Source: Cincinnati Museum Center.
Although the visual presentation was very interesting, the more intimate discussion at the peak of the rotunda were included, such as: workers used slipsticks for measurements (or slide-rules - obviously, everything was analog in those days), rivets were hand-hammered (there was an example of one rivet that was struck twice, and thus, disfigured), old graffiti was pointed out on the beams (which is now very illegal, due to its national 'historic' registry), and an explanation of how the plaster for the walls/ceiling was applied (which we were practically standing on... it's about 1 1/2" thick, by the way).
Source: Wikipedia: Cincinnati Museum Center at Union Terminal.
Aside from experiencing the skeleton firsthand, one of the coolest parts was simply having to climb 'ladders' and use catwalks with wobbly railings when up in the dome area. Also, when directly on top, you could lean over and look through some of the vent holes of the rotunda to see the floor 106' below (one of which had a dead bird in it). Our tour guide was also very good at adding humor to the experience, saying that if anyone falls over, lawyers would end the tours indefinitely (which actually was true). Thus, we all kept distractions to a minimum - phones silent, clothes tight, and cameras off.

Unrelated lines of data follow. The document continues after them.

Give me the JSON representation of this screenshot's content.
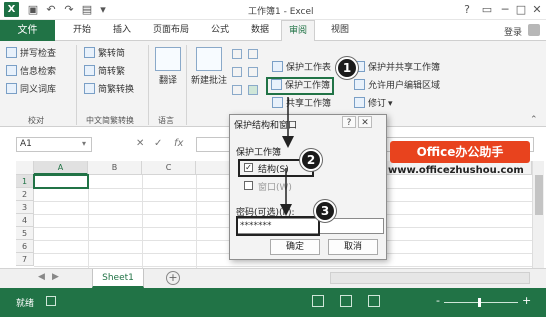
{
  "titlebar": {
    "app_icon": "X",
    "title": "工作簿1 - Excel",
    "qat_icons": [
      "save-icon",
      "undo-icon",
      "redo-icon",
      "open-icon",
      "dropdown-icon"
    ],
    "window_buttons": [
      "?",
      "□",
      "─",
      "□",
      "✕"
    ]
  },
  "tabs": {
    "file": "文件",
    "items": [
      "开始",
      "插入",
      "页面布局",
      "公式",
      "数据",
      "审阅",
      "视图"
    ],
    "active": "审阅",
    "login": "登录"
  },
  "ribbon": {
    "proofing": {
      "items": [
        "拼写检查",
        "信息检索",
        "同义词库"
      ],
      "label": "校对"
    },
    "chinese": {
      "items": [
        "繁转简",
        "简转繁",
        "简繁转换"
      ],
      "label": "中文简繁转换"
    },
    "language": {
      "translate": "翻译",
      "label": "语言"
    },
    "comments": {
      "new_comment": "新建批注",
      "label": "批"
    },
    "protect": {
      "items": [
        "保护工作表",
        "保护工作簿",
        "共享工作簿"
      ],
      "right_items": [
        "保护并共享工作簿",
        "允许用户编辑区域",
        "修订"
      ]
    }
  },
  "formula_bar": {
    "name_box": "A1",
    "icons": [
      "✕",
      "✓",
      "fx"
    ]
  },
  "grid": {
    "columns": [
      "A",
      "B",
      "C"
    ],
    "rows": [
      "1",
      "2",
      "3",
      "4",
      "5",
      "6",
      "7"
    ]
  },
  "dialog": {
    "title": "保护结构和窗口",
    "help": "?",
    "close": "✕",
    "section": "保护工作簿",
    "structure_label": "结构(S)",
    "window_label": "窗口(W)",
    "password_label": "密码(可选)(P):",
    "password_value": "*******",
    "ok": "确定",
    "cancel": "取消"
  },
  "sheets": {
    "active": "Sheet1",
    "add": "+"
  },
  "statusbar": {
    "text": "就绪",
    "zoom_minus": "-",
    "zoom_plus": "+"
  },
  "callouts": [
    "1",
    "2",
    "3"
  ],
  "watermark": {
    "badge": "Office办公助手",
    "url": "www.officezhushou.com"
  }
}
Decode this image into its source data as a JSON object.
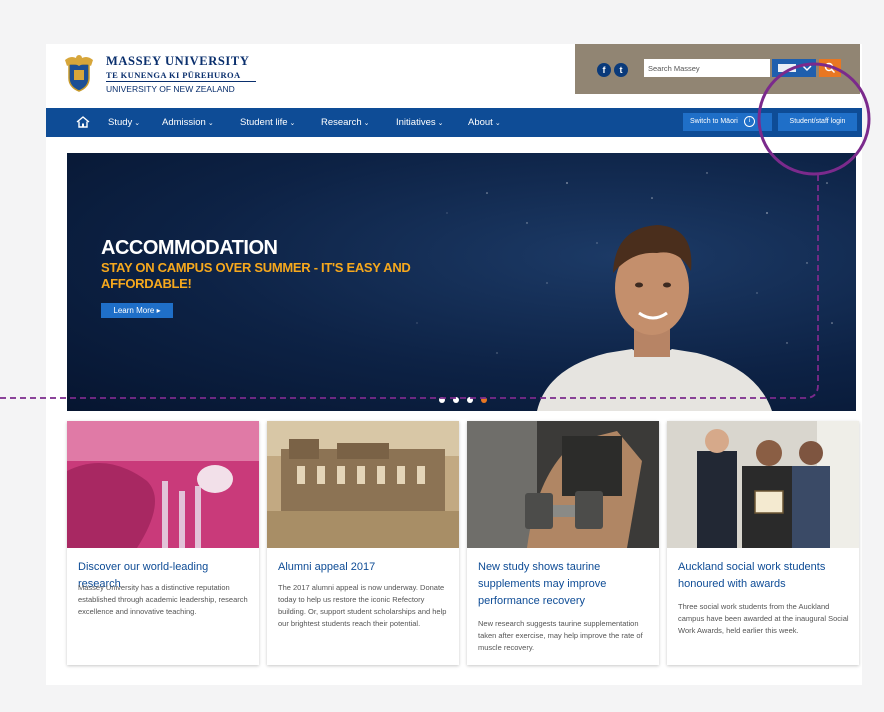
{
  "brand": {
    "line1": "MASSEY UNIVERSITY",
    "line2": "TE KUNENGA KI PŪREHUROA",
    "line3": "UNIVERSITY OF NEW ZEALAND"
  },
  "header": {
    "search_placeholder": "Search Massey",
    "social": [
      {
        "icon": "facebook-icon",
        "glyph": "f"
      },
      {
        "icon": "twitter-icon",
        "glyph": "t"
      }
    ]
  },
  "nav": {
    "items": [
      {
        "label": "Study"
      },
      {
        "label": "Admission"
      },
      {
        "label": "Student life"
      },
      {
        "label": "Research"
      },
      {
        "label": "Initiatives"
      },
      {
        "label": "About"
      }
    ],
    "maori_label": "Switch to Māori",
    "login_label": "Student/staff login"
  },
  "hero": {
    "title": "ACCOMMODATION",
    "subtitle": "STAY ON CAMPUS OVER SUMMER - IT'S EASY AND AFFORDABLE!",
    "cta_label": "Learn More",
    "slides_total": 4,
    "active_slide": 4
  },
  "cards": [
    {
      "title": "Discover our world-leading research",
      "body": "Massey University has a distinctive reputation established through academic leadership, research excellence and innovative teaching."
    },
    {
      "title": "Alumni appeal 2017",
      "body": "The 2017 alumni appeal is now underway. Donate today to help us restore the iconic Refectory building. Or, support student scholarships and help our brightest students reach their potential."
    },
    {
      "title": "New study shows taurine supplements may improve performance recovery",
      "body": "New research suggests taurine supplementation taken after exercise, may help improve the rate of muscle recovery."
    },
    {
      "title": "Auckland social work students honoured with awards",
      "body": "Three social work students from the Auckland campus have been awarded at the inaugural Social Work Awards, held earlier this week."
    }
  ],
  "colors": {
    "nav_blue": "#0e4c96",
    "button_blue": "#1f6fc8",
    "accent_orange": "#e87722",
    "hero_yellow": "#f6a81d",
    "annotation_purple": "#7b2a8c"
  }
}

Left photo: Red arrow shows the general path of our tour within the walls of the building. Right photo: Catwalk was directly above the center of the arch, where we stopped for an informal discussion of the structure (red arrow shows one of the vents we looked through to see the floor - also, location of the dead bird).
Sources: CincyImages & Richard Cummins
(via Lonely Planet Images).
Finally, I considered showing the construction process of the building as an addition to this post, using internet sources and my own extensive library, but it would be far better for everyone to experience the structure firsthand - these tours not only financially support a treasured city asset, but offer an invaluable, unique perspective to its citizens. Trust me, it's worth it.
As motivation, the Museum Center is currently hosting a companion website on the history & memories of the Terminal. View it here.
Check back soon for Part II of this article.
• The post title refers to an antiquated tradition by high-steel workers (and builders with other materials) of placing an evergreen tree on the last piece of steel (usually at the peak of the structure) [explanation here].
Aside from what the linked article offers, my past Architectural History professor stated that the act was in deference to traditional construction processes (usually with wood), humans' intelligence and ingenuity through the 'conquering of nature', and at the same time, reverence of the natural materials that supplied the development of the structure.